2. I’m writing this as a blog post, not an essay, and I’ve sometimes wondered what the difference between those really is. Just now, while typing, the idea popped into my head that an essay is something more worked up, with facts checked, and a blog post is more spontaneous.
So, what was I planning to write about journalism and politics?
I was going to write something about the way that working for years as a journalist can make you very fast, and can help you to type as quickly as (I guess) this audio recording will convey, with moments of rapid bashing as I bring together the command key and the backspace to withdraw a thought and type a new one in its place.
The downside is that journalism gives practitioners an extremely short memory. We learn to think in brief intervals – as long as a month, on some magazines, or a week, or just a day.
I remember that when I was working as a sub-editor on The Guardian, I’d come into the office around lunch, by which time writers and photographers had done much of their work. Words and pics would be sent to me (among other subs) and I’d pour them into the page assigned to me by an editor, and throw things around, including a headline and captions and pull-quotes. Then I’d remove obvious errors (and less obvious ones, I hope), re-write stuff a bit, maybe have another go at the headline, pop to the trolley for a cup of coffee (there was a woman with a trolley, at about 4pm), and so on, until the whole thing was finished at something like 8pm.
Mostly, I worked on a section called G2, which was a tabloid pull-out from the broadsheet main paper. It was like a mini-magazine, with things in it that are less newsy (agony column, food, crosswords) and longish features that tended to be at least a little newsy.
At the end of the day, the desks were all piled high with print-outs of page layouts, spattered with coffee and crumbs after being abandoned and re-done, with new headlines and picture captions and whatnot. (I do like that word: whatnot.)
The next day the desks were completely clear.
I have no idea who removed the papers. All I know is that every day felt like a fresh start. Our past no longer existed. We’d already read today’s paper, yesterday. And we looked ahead no further than tonight’s printing deadline.
So much for subbing. What about writing? Well, as a writer I focused only on my next deadline. I didn’t do anything, very much, unless there was a deadline.
Naturally, I did have some kind of list, somewhere, of stories I might like to do at some point in the future – but the trouble with those stories is that they’re rarely of interest to an editor later, when the news agenda and the public mood have shifted. So I held fairly lightly to them, and my already strong tendency to take up new things enthusiastically was made even stronger: as soon as I was commissioned to write about something, even something I knew little about, I could become utterly absorbed by it.

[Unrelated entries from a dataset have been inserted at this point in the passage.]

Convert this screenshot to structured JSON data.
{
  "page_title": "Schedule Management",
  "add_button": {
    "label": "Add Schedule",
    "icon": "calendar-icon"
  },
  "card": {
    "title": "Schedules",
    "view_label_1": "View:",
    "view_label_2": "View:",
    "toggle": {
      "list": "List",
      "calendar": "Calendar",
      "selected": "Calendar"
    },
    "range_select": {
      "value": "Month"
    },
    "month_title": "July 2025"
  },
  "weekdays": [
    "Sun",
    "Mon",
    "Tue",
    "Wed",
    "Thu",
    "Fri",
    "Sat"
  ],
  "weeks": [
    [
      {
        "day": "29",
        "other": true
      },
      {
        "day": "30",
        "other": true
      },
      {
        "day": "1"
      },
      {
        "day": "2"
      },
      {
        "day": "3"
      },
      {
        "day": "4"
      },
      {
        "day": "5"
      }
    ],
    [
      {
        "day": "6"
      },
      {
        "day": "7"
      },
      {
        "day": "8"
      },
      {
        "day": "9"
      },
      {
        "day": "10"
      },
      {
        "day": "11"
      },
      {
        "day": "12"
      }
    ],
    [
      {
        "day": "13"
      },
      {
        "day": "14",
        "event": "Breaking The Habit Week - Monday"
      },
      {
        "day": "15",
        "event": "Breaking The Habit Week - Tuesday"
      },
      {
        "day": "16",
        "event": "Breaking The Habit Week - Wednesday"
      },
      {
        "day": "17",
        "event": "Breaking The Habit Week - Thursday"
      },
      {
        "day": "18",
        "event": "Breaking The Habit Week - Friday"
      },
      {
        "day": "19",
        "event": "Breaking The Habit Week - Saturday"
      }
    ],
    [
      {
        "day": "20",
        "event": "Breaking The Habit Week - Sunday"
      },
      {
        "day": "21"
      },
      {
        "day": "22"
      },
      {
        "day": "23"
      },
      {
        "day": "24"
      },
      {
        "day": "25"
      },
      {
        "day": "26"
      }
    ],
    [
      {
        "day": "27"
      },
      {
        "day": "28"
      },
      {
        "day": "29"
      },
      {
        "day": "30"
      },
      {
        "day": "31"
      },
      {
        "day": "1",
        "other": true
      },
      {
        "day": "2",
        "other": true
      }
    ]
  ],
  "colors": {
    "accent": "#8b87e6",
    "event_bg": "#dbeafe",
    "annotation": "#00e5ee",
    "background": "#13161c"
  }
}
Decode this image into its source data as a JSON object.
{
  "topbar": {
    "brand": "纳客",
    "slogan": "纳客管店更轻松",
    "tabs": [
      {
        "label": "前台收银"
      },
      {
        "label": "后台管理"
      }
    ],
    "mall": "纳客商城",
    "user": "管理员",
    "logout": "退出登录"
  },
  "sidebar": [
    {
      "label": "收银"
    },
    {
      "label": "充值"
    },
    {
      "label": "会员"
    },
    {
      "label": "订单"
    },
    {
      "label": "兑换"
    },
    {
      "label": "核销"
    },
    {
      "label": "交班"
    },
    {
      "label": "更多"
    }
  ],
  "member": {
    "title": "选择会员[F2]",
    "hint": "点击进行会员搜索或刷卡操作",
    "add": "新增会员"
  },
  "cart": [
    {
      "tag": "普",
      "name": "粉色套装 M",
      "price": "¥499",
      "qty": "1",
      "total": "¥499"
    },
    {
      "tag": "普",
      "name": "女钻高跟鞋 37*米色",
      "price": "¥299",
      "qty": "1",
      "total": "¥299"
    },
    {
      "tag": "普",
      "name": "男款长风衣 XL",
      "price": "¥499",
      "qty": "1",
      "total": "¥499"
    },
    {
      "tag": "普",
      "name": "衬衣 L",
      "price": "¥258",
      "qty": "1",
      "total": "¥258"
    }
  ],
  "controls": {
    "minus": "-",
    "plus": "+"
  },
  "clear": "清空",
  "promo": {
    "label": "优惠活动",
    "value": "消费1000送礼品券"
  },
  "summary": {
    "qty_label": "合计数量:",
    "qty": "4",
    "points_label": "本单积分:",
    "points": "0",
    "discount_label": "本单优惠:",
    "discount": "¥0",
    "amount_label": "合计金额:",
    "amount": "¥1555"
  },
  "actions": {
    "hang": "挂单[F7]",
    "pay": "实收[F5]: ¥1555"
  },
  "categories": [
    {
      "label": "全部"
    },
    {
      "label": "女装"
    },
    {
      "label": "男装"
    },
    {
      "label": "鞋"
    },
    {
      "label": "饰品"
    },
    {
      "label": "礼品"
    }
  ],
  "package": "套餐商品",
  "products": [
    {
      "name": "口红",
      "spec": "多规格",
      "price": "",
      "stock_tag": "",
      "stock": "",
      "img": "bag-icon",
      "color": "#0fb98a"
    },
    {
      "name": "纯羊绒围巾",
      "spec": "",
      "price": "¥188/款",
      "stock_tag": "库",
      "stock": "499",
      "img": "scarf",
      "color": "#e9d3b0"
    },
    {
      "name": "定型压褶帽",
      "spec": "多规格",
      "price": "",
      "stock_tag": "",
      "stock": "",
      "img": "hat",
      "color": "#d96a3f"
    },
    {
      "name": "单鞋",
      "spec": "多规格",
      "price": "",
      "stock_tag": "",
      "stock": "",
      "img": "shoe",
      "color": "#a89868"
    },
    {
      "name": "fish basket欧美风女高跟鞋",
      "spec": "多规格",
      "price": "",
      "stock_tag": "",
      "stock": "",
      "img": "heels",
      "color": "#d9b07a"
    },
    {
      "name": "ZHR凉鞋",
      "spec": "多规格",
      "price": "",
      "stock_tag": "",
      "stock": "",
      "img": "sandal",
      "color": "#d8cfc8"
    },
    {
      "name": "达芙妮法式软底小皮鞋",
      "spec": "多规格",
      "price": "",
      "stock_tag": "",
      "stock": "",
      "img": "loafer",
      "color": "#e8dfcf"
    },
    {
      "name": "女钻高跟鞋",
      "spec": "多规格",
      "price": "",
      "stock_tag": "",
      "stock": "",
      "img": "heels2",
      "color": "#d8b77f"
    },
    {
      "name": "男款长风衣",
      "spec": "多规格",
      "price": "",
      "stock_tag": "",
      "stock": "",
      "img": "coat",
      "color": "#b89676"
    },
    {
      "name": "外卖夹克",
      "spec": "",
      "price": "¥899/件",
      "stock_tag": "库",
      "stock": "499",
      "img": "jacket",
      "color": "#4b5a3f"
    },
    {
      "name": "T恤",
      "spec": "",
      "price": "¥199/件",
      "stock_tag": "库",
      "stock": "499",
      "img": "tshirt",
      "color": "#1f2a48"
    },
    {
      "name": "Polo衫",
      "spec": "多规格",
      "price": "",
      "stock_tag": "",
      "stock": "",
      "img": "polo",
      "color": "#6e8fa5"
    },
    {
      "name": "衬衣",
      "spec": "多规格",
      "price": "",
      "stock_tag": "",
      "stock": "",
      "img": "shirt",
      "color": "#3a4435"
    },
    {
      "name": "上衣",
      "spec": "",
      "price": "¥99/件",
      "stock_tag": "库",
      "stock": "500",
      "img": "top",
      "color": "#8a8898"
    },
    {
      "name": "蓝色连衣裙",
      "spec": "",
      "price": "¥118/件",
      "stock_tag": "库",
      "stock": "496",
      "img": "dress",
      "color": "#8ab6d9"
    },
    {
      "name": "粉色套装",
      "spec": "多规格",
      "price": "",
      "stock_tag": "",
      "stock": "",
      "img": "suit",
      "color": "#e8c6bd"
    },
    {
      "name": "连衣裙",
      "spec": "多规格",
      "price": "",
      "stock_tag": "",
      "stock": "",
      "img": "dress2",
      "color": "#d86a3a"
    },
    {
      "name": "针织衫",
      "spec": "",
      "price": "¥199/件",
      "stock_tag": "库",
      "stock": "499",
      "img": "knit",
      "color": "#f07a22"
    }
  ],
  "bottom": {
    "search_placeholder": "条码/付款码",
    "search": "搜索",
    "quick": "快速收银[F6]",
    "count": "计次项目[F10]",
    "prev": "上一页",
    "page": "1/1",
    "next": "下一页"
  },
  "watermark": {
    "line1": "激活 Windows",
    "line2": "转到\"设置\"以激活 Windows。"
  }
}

Now, I’m me. You’re you. He and she are them. I can only speak for myself. But I watch Boris Johnson and I wonder whether the years and years of writing something to please an editor and a wider sympathetic readership has been fatally harmful. He seems to be somebody who is brilliant at putting a gloss on NOW, and urging us to move on.
I don’t see the strategy. I don’t see him sticking to something he passionately believes in. I see a man who – like me – has been moulded by journalism.
I wonder if there’s any academic research into this?
I look at the timer on my iPhone voice recorder. I’ve been typing for 19 mins and 55 secs. I press pause. And breathe out heavily, as if I’ve been holding my breath all this time.
I’m not going to re-read this (for now, anyway). I’m just going to post it. And share it to social media etc. Then I’ll put out the audio as my next podcast.
Thank you to M.S., for the suggestion that I record the sound of my typing. See this: